YOUR ASSIGNMENT: If an entry below contains an image, drop the image and retype the rest exactly.

※

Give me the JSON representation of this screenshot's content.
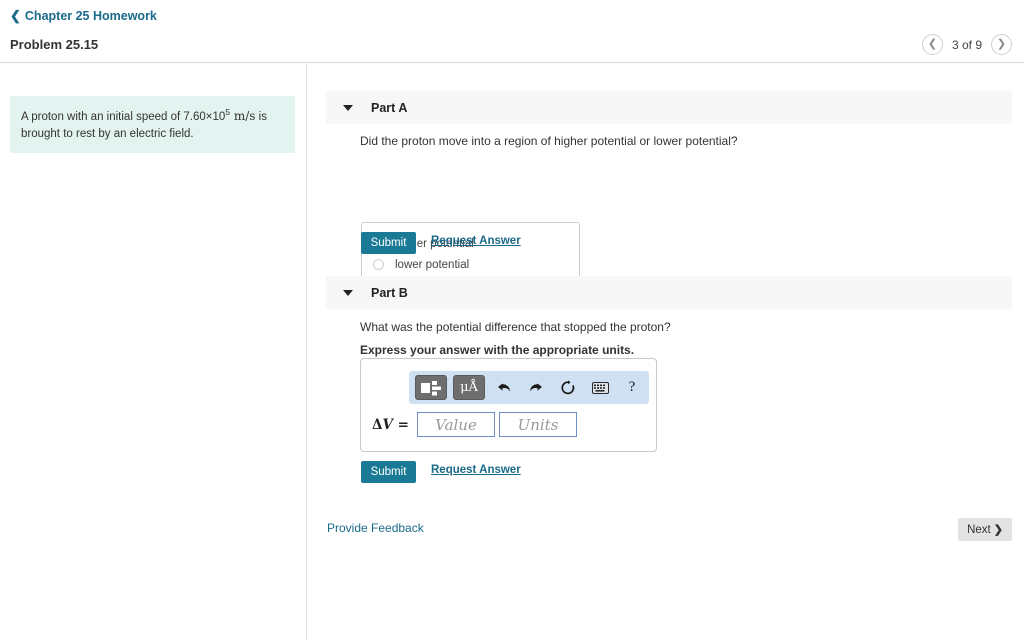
{
  "header": {
    "breadcrumb_label": "Chapter 25 Homework",
    "breadcrumb_icon": "chevron-left-icon",
    "problem_title": "Problem 25.15",
    "pager": {
      "prev_icon": "chevron-left-icon",
      "next_icon": "chevron-right-icon",
      "position_label": "3 of 9"
    }
  },
  "problem": {
    "text_before": "A proton with an initial speed of 7.60×10",
    "exponent": "5",
    "units": "m/s",
    "text_after": " is brought to rest by an electric field."
  },
  "parts": {
    "a": {
      "label": "Part A",
      "caret_icon": "caret-down-icon",
      "question": "Did the proton move into a region of higher potential or lower potential?",
      "choices": [
        {
          "label": "higher potential",
          "selected": false
        },
        {
          "label": "lower potential",
          "selected": false
        }
      ],
      "submit_label": "Submit",
      "request_answer_label": "Request Answer"
    },
    "b": {
      "label": "Part B",
      "caret_icon": "caret-down-icon",
      "question": "What was the potential difference that stopped the proton?",
      "instruction": "Express your answer with the appropriate units.",
      "answer": {
        "variable_delta": "Δ",
        "variable_name": "V",
        "equals": "=",
        "value_placeholder": "Value",
        "units_placeholder": "Units",
        "value": "",
        "units": ""
      },
      "toolbar": {
        "template_icon": "math-template-icon",
        "units_label": "μÅ",
        "units_icon": "units-icon",
        "undo_icon": "undo-arrow-icon",
        "redo_icon": "redo-arrow-icon",
        "reset_icon": "reset-circle-icon",
        "keyboard_icon": "keyboard-icon",
        "help_label": "?",
        "help_icon": "help-question-icon"
      },
      "submit_label": "Submit",
      "request_answer_label": "Request Answer"
    }
  },
  "footer": {
    "feedback_label": "Provide Feedback",
    "next_label": "Next",
    "next_icon": "chevron-right-icon"
  },
  "colors": {
    "accent_teal": "#1a7a96",
    "link_blue": "#1a6a8a",
    "statement_bg": "#e3f3f0",
    "part_header_bg": "#f7f7f7",
    "toolbar_bg": "#cfe0f2",
    "field_border": "#6f8fc4",
    "next_btn_bg": "#e3e3e3"
  }
}
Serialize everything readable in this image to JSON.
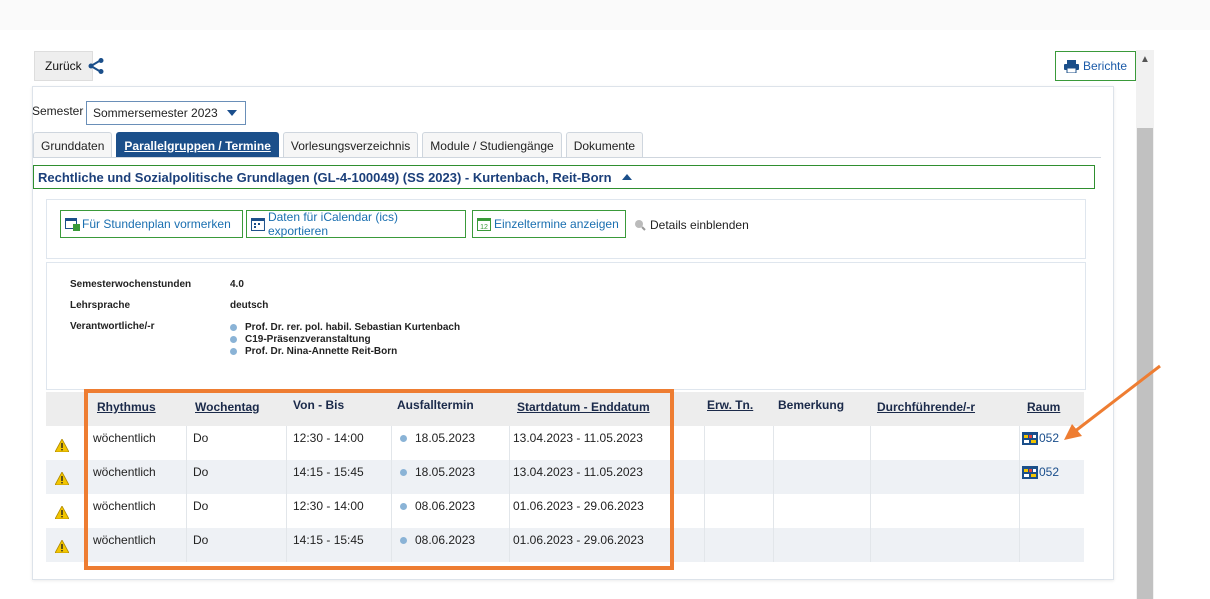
{
  "header": {
    "back_label": "Zurück",
    "share_icon": "share-icon",
    "reports_label": "Berichte"
  },
  "semester": {
    "label": "Semester",
    "selected": "Sommersemester 2023"
  },
  "tabs": [
    {
      "label": "Grunddaten"
    },
    {
      "label": "Parallelgruppen / Termine",
      "active": true
    },
    {
      "label": "Vorlesungsverzeichnis"
    },
    {
      "label": "Module / Studiengänge"
    },
    {
      "label": "Dokumente"
    }
  ],
  "course": {
    "title": "Rechtliche und Sozialpolitische Grundlagen (GL-4-100049) (SS 2023) - Kurtenbach, Reit-Born"
  },
  "actions": {
    "schedule": "Für Stundenplan vormerken",
    "ical": "Daten für iCalendar (ics) exportieren",
    "single": "Einzeltermine anzeigen",
    "details": "Details einblenden"
  },
  "info": {
    "sws_label": "Semesterwochenstunden",
    "sws_value": "4.0",
    "lang_label": "Lehrsprache",
    "lang_value": "deutsch",
    "resp_label": "Verantwortliche/-r",
    "responsible": [
      "Prof. Dr. rer. pol. habil. Sebastian Kurtenbach",
      "C19-Präsenzveranstaltung",
      "Prof. Dr. Nina-Annette Reit-Born"
    ]
  },
  "table": {
    "headers": {
      "rhythm": "Rhythmus",
      "weekday": "Wochentag",
      "time": "Von - Bis",
      "cancel": "Ausfalltermin",
      "dates": "Startdatum - Enddatum",
      "ext": "Erw. Tn.",
      "remark": "Bemerkung",
      "lecturer": "Durchführende/-r",
      "room": "Raum"
    },
    "rows": [
      {
        "rhythm": "wöchentlich",
        "weekday": "Do",
        "time": "12:30 - 14:00",
        "cancel": "18.05.2023",
        "dates": "13.04.2023 - 11.05.2023",
        "room": "052"
      },
      {
        "rhythm": "wöchentlich",
        "weekday": "Do",
        "time": "14:15 - 15:45",
        "cancel": "18.05.2023",
        "dates": "13.04.2023 - 11.05.2023",
        "room": "052"
      },
      {
        "rhythm": "wöchentlich",
        "weekday": "Do",
        "time": "12:30 - 14:00",
        "cancel": "08.06.2023",
        "dates": "01.06.2023 - 29.06.2023",
        "room": ""
      },
      {
        "rhythm": "wöchentlich",
        "weekday": "Do",
        "time": "14:15 - 15:45",
        "cancel": "08.06.2023",
        "dates": "01.06.2023 - 29.06.2023",
        "room": ""
      }
    ]
  },
  "colors": {
    "accent": "#1b4f8a",
    "highlight": "#ee7d32",
    "green": "#3a9a3a"
  }
}
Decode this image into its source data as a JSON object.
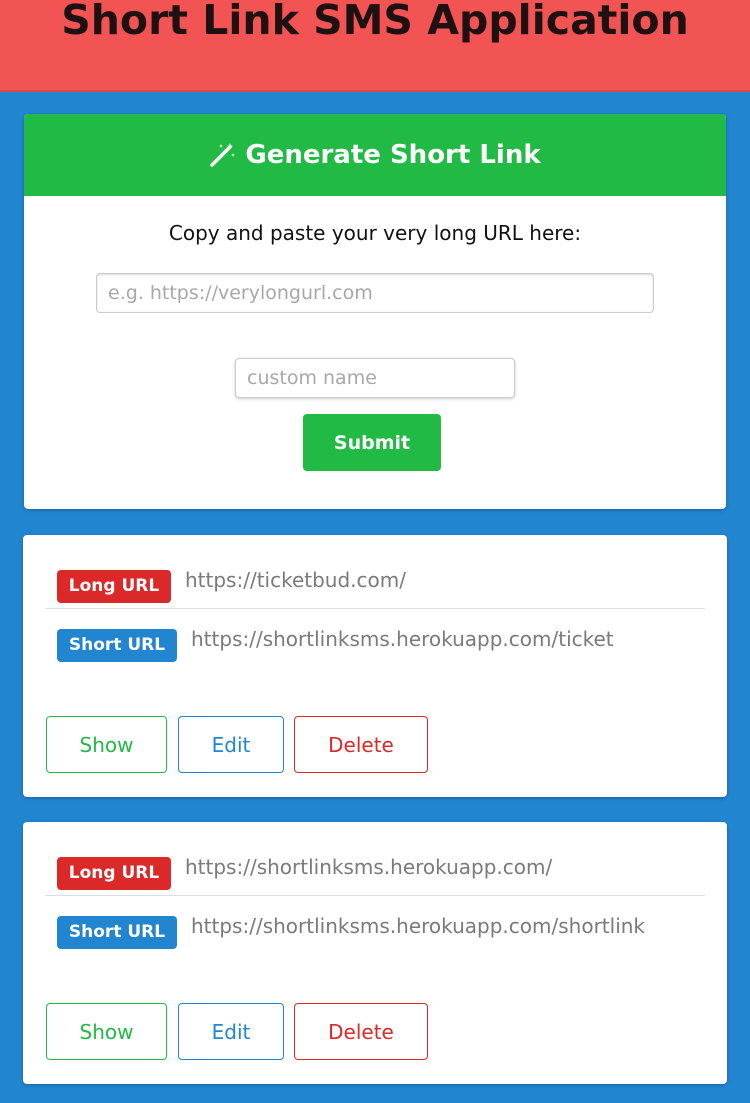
{
  "app": {
    "title": "Short Link SMS Application"
  },
  "generator": {
    "heading": "Generate Short Link",
    "heading_icon": "magic-wand-icon",
    "instruction": "Copy and paste your very long URL here:",
    "url_placeholder": "e.g. https://verylongurl.com",
    "url_value": "",
    "custom_placeholder": "custom name",
    "custom_value": "",
    "submit_label": "Submit"
  },
  "links": [
    {
      "long_label": "Long URL",
      "long_url": "https://ticketbud.com/",
      "short_label": "Short URL",
      "short_url": "https://shortlinksms.herokuapp.com/ticket",
      "show_label": "Show",
      "edit_label": "Edit",
      "delete_label": "Delete"
    },
    {
      "long_label": "Long URL",
      "long_url": "https://shortlinksms.herokuapp.com/",
      "short_label": "Short URL",
      "short_url": "https://shortlinksms.herokuapp.com/shortlink",
      "show_label": "Show",
      "edit_label": "Edit",
      "delete_label": "Delete"
    }
  ],
  "colors": {
    "header_bg": "#f25454",
    "page_bg": "#2185d0",
    "green": "#21ba45",
    "red": "#db2828",
    "blue": "#2185d0"
  }
}
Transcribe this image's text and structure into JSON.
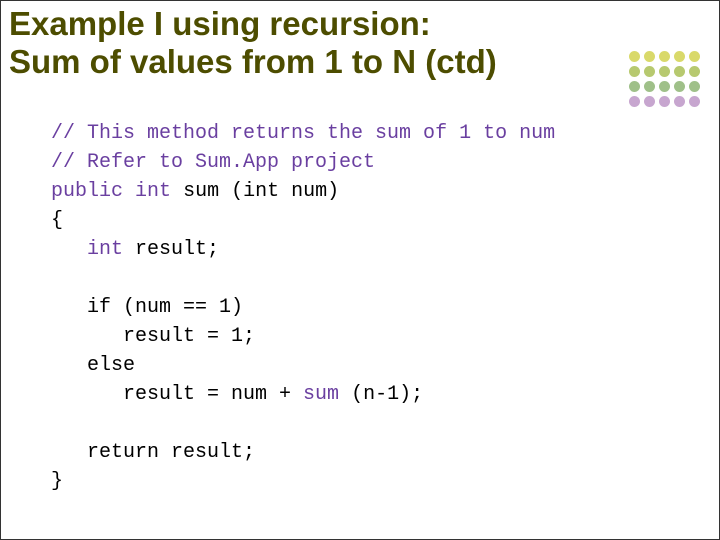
{
  "title_line1": "Example I using recursion:",
  "title_line2": "Sum of values from 1 to N (ctd)",
  "code": {
    "c1": "// This method returns the sum of 1 to num",
    "c2": "// Refer to Sum.App project",
    "kw_public": "public",
    "kw_int1": "int",
    "fn_name": "sum",
    "sig_rest": " (int num)",
    "brace_open": "{",
    "decl_int": "int",
    "decl_rest": " result;",
    "if_line": "if (num == 1)",
    "then_line": "result = 1;",
    "else_line": "else",
    "rec_prefix": "result = num + ",
    "rec_call": "sum",
    "rec_suffix": " (n-1);",
    "return_line": "return result;",
    "brace_close": "}"
  }
}
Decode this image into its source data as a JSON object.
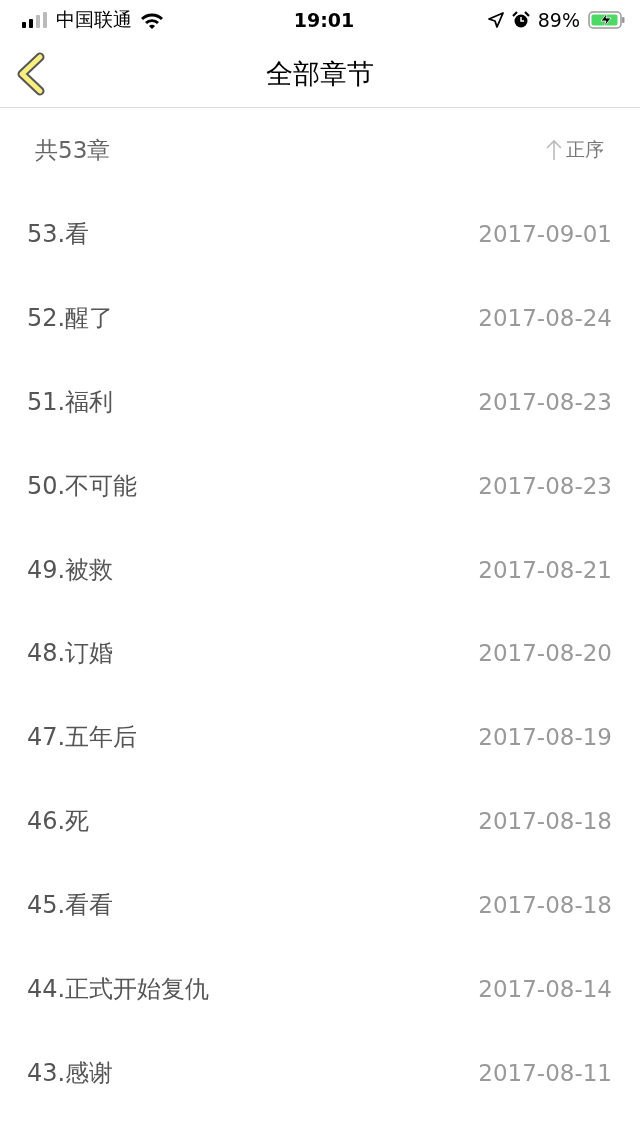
{
  "status_bar": {
    "carrier": "中国联通",
    "time": "19:01",
    "battery_percent": "89%"
  },
  "nav_bar": {
    "title": "全部章节"
  },
  "summary": {
    "count": "共53章",
    "sort_label": "正序"
  },
  "chapters": [
    {
      "title": "53.看",
      "date": "2017-09-01"
    },
    {
      "title": "52.醒了",
      "date": "2017-08-24"
    },
    {
      "title": "51.福利",
      "date": "2017-08-23"
    },
    {
      "title": "50.不可能",
      "date": "2017-08-23"
    },
    {
      "title": "49.被救",
      "date": "2017-08-21"
    },
    {
      "title": "48.订婚",
      "date": "2017-08-20"
    },
    {
      "title": "47.五年后",
      "date": "2017-08-19"
    },
    {
      "title": "46.死",
      "date": "2017-08-18"
    },
    {
      "title": "45.看看",
      "date": "2017-08-18"
    },
    {
      "title": "44.正式开始复仇",
      "date": "2017-08-14"
    },
    {
      "title": "43.感谢",
      "date": "2017-08-11"
    }
  ]
}
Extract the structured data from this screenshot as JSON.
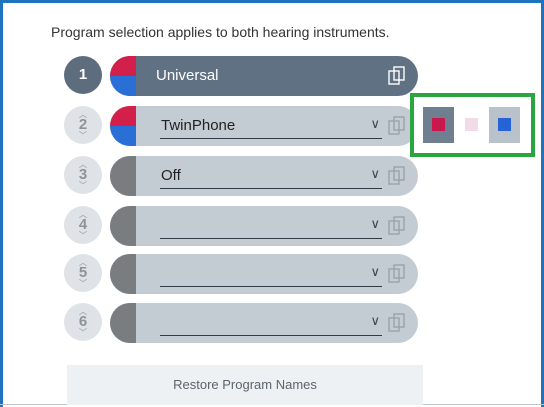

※

ANSWER TO THIS PROBLEM:
Give me the JSON representation of this screenshot's content.
{
  "header": {
    "breadcrumb_label": "Chapter 25 Homework",
    "breadcrumb_icon": "chevron-left-icon",
    "problem_title": "Problem 25.15",
    "pager": {
      "prev_icon": "chevron-left-icon",
      "next_icon": "chevron-right-icon",
      "position_label": "3 of 9"
    }
  },
  "problem": {
    "text_before": "A proton with an initial speed of 7.60×10",
    "exponent": "5",
    "units": "m/s",
    "text_after": " is brought to rest by an electric field."
  },
  "parts": {
    "a": {
      "label": "Part A",
      "caret_icon": "caret-down-icon",
      "question": "Did the proton move into a region of higher potential or lower potential?",
      "choices": [
        {
          "label": "higher potential",
          "selected": false
        },
        {
          "label": "lower potential",
          "selected": false
        }
      ],
      "submit_label": "Submit",
      "request_answer_label": "Request Answer"
    },
    "b": {
      "label": "Part B",
      "caret_icon": "caret-down-icon",
      "question": "What was the potential difference that stopped the proton?",
      "instruction": "Express your answer with the appropriate units.",
      "answer": {
        "variable_delta": "Δ",
        "variable_name": "V",
        "equals": "=",
        "value_placeholder": "Value",
        "units_placeholder": "Units",
        "value": "",
        "units": ""
      },
      "toolbar": {
        "template_icon": "math-template-icon",
        "units_label": "μÅ",
        "units_icon": "units-icon",
        "undo_icon": "undo-arrow-icon",
        "redo_icon": "redo-arrow-icon",
        "reset_icon": "reset-circle-icon",
        "keyboard_icon": "keyboard-icon",
        "help_label": "?",
        "help_icon": "help-question-icon"
      },
      "submit_label": "Submit",
      "request_answer_label": "Request Answer"
    }
  },
  "footer": {
    "feedback_label": "Provide Feedback",
    "next_label": "Next",
    "next_icon": "chevron-right-icon"
  },
  "colors": {
    "accent_teal": "#1a7a96",
    "link_blue": "#1a6a8a",
    "statement_bg": "#e3f3f0",
    "part_header_bg": "#f7f7f7",
    "toolbar_bg": "#cfe0f2",
    "field_border": "#6f8fc4",
    "next_btn_bg": "#e3e3e3"
  }
}
Serialize everything readable in this image to JSON.
{
  "header": {
    "back_label": "Zurück",
    "share_icon": "share-icon",
    "reports_label": "Berichte"
  },
  "semester": {
    "label": "Semester",
    "selected": "Sommersemester 2023"
  },
  "tabs": [
    {
      "label": "Grunddaten"
    },
    {
      "label": "Parallelgruppen / Termine",
      "active": true
    },
    {
      "label": "Vorlesungsverzeichnis"
    },
    {
      "label": "Module / Studiengänge"
    },
    {
      "label": "Dokumente"
    }
  ],
  "course": {
    "title": "Rechtliche und Sozialpolitische Grundlagen (GL-4-100049) (SS 2023) - Kurtenbach, Reit-Born"
  },
  "actions": {
    "schedule": "Für Stundenplan vormerken",
    "ical": "Daten für iCalendar (ics) exportieren",
    "single": "Einzeltermine anzeigen",
    "details": "Details einblenden"
  },
  "info": {
    "sws_label": "Semesterwochenstunden",
    "sws_value": "4.0",
    "lang_label": "Lehrsprache",
    "lang_value": "deutsch",
    "resp_label": "Verantwortliche/-r",
    "responsible": [
      "Prof. Dr. rer. pol. habil. Sebastian Kurtenbach",
      "C19-Präsenzveranstaltung",
      "Prof. Dr. Nina-Annette Reit-Born"
    ]
  },
  "table": {
    "headers": {
      "rhythm": "Rhythmus",
      "weekday": "Wochentag",
      "time": "Von - Bis",
      "cancel": "Ausfalltermin",
      "dates": "Startdatum - Enddatum",
      "ext": "Erw. Tn.",
      "remark": "Bemerkung",
      "lecturer": "Durchführende/-r",
      "room": "Raum"
    },
    "rows": [
      {
        "rhythm": "wöchentlich",
        "weekday": "Do",
        "time": "12:30 - 14:00",
        "cancel": "18.05.2023",
        "dates": "13.04.2023 - 11.05.2023",
        "room": "052"
      },
      {
        "rhythm": "wöchentlich",
        "weekday": "Do",
        "time": "14:15 - 15:45",
        "cancel": "18.05.2023",
        "dates": "13.04.2023 - 11.05.2023",
        "room": "052"
      },
      {
        "rhythm": "wöchentlich",
        "weekday": "Do",
        "time": "12:30 - 14:00",
        "cancel": "08.06.2023",
        "dates": "01.06.2023 - 29.06.2023",
        "room": ""
      },
      {
        "rhythm": "wöchentlich",
        "weekday": "Do",
        "time": "14:15 - 15:45",
        "cancel": "08.06.2023",
        "dates": "01.06.2023 - 29.06.2023",
        "room": ""
      }
    ]
  },
  "colors": {
    "accent": "#1b4f8a",
    "highlight": "#ee7d32",
    "green": "#3a9a3a"
  }
}
Decode this image into its source data as a JSON object.
{
  "app": {
    "title": "Short Link SMS Application"
  },
  "generator": {
    "heading": "Generate Short Link",
    "heading_icon": "magic-wand-icon",
    "instruction": "Copy and paste your very long URL here:",
    "url_placeholder": "e.g. https://verylongurl.com",
    "url_value": "",
    "custom_placeholder": "custom name",
    "custom_value": "",
    "submit_label": "Submit"
  },
  "links": [
    {
      "long_label": "Long URL",
      "long_url": "https://ticketbud.com/",
      "short_label": "Short URL",
      "short_url": "https://shortlinksms.herokuapp.com/ticket",
      "show_label": "Show",
      "edit_label": "Edit",
      "delete_label": "Delete"
    },
    {
      "long_label": "Long URL",
      "long_url": "https://shortlinksms.herokuapp.com/",
      "short_label": "Short URL",
      "short_url": "https://shortlinksms.herokuapp.com/shortlink",
      "show_label": "Show",
      "edit_label": "Edit",
      "delete_label": "Delete"
    }
  ],
  "colors": {
    "header_bg": "#f25454",
    "page_bg": "#2185d0",
    "green": "#21ba45",
    "red": "#db2828",
    "blue": "#2185d0"
  }
}
Transcribe this image's text and structure into JSON.
{
  "title_line1": "Example I using recursion:",
  "title_line2": "Sum of values from 1 to N (ctd)",
  "code": {
    "c1": "// This method returns the sum of 1 to num",
    "c2": "// Refer to Sum.App project",
    "kw_public": "public",
    "kw_int1": "int",
    "fn_name": "sum",
    "sig_rest": " (int num)",
    "brace_open": "{",
    "decl_int": "int",
    "decl_rest": " result;",
    "if_line": "if (num == 1)",
    "then_line": "result = 1;",
    "else_line": "else",
    "rec_prefix": "result = num + ",
    "rec_call": "sum",
    "rec_suffix": " (n-1);",
    "return_line": "return result;",
    "brace_close": "}"
  }
}
Decode this image into its source data as a JSON object.
{
  "status_bar": {
    "carrier": "中国联通",
    "time": "19:01",
    "battery_percent": "89%"
  },
  "nav_bar": {
    "title": "全部章节"
  },
  "summary": {
    "count": "共53章",
    "sort_label": "正序"
  },
  "chapters": [
    {
      "title": "53.看",
      "date": "2017-09-01"
    },
    {
      "title": "52.醒了",
      "date": "2017-08-24"
    },
    {
      "title": "51.福利",
      "date": "2017-08-23"
    },
    {
      "title": "50.不可能",
      "date": "2017-08-23"
    },
    {
      "title": "49.被救",
      "date": "2017-08-21"
    },
    {
      "title": "48.订婚",
      "date": "2017-08-20"
    },
    {
      "title": "47.五年后",
      "date": "2017-08-19"
    },
    {
      "title": "46.死",
      "date": "2017-08-18"
    },
    {
      "title": "45.看看",
      "date": "2017-08-18"
    },
    {
      "title": "44.正式开始复仇",
      "date": "2017-08-14"
    },
    {
      "title": "43.感谢",
      "date": "2017-08-11"
    }
  ]
}
Extract the structured data from this screenshot as JSON.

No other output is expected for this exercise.